▶ Activity
Print out the entries that follow exactly, missing none.

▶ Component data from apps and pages
******************************

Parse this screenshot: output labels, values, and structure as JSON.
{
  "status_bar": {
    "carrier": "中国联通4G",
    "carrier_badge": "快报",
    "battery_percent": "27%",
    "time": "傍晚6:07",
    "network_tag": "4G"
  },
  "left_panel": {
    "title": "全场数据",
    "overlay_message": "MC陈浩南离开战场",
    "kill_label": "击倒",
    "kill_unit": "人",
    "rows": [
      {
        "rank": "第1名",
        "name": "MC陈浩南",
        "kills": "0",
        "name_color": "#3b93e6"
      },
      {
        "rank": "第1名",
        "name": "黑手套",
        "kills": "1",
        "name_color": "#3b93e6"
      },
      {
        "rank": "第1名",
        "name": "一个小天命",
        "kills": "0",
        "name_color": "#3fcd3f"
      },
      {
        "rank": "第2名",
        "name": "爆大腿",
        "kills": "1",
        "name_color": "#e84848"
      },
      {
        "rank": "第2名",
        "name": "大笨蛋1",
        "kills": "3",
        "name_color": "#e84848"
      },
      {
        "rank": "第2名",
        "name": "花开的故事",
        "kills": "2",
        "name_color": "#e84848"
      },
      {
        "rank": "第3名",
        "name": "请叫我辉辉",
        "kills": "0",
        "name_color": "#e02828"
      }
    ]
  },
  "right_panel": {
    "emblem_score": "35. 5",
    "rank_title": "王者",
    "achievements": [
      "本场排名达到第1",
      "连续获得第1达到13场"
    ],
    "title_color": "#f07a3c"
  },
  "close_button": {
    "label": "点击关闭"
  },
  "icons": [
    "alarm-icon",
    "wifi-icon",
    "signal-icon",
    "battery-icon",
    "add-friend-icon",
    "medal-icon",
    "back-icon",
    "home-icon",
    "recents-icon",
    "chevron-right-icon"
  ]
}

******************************

▶ Task result
Parse this screenshot: output labels, values, and structure as JSON.
{
  "status_bar": {
    "carrier": "中国联通4G",
    "carrier_badge": "快报",
    "battery_percent": "27%",
    "time": "傍晚6:07",
    "network_tag": "4G"
  },
  "left_panel": {
    "title": "全场数据",
    "overlay_message": "MC陈浩南离开战场",
    "kill_label": "击倒",
    "kill_unit": "人",
    "rows": [
      {
        "rank": "第1名",
        "name": "MC陈浩南",
        "kills": "0",
        "name_color": "#3b93e6"
      },
      {
        "rank": "第1名",
        "name": "黑手套",
        "kills": "1",
        "name_color": "#3b93e6"
      },
      {
        "rank": "第1名",
        "name": "一个小天命",
        "kills": "0",
        "name_color": "#3fcd3f"
      },
      {
        "rank": "第2名",
        "name": "爆大腿",
        "kills": "1",
        "name_color": "#e84848"
      },
      {
        "rank": "第2名",
        "name": "大笨蛋1",
        "kills": "3",
        "name_color": "#e84848"
      },
      {
        "rank": "第2名",
        "name": "花开的故事",
        "kills": "2",
        "name_color": "#e84848"
      },
      {
        "rank": "第3名",
        "name": "请叫我辉辉",
        "kills": "0",
        "name_color": "#e02828"
      }
    ]
  },
  "right_panel": {
    "emblem_score": "35. 5",
    "rank_title": "王者",
    "achievements": [
      "本场排名达到第1",
      "连续获得第1达到13场"
    ],
    "title_color": "#f07a3c"
  },
  "close_button": {
    "label": "点击关闭"
  },
  "icons": [
    "alarm-icon",
    "wifi-icon",
    "signal-icon",
    "battery-icon",
    "add-friend-icon",
    "medal-icon",
    "back-icon",
    "home-icon",
    "recents-icon",
    "chevron-right-icon"
  ]
}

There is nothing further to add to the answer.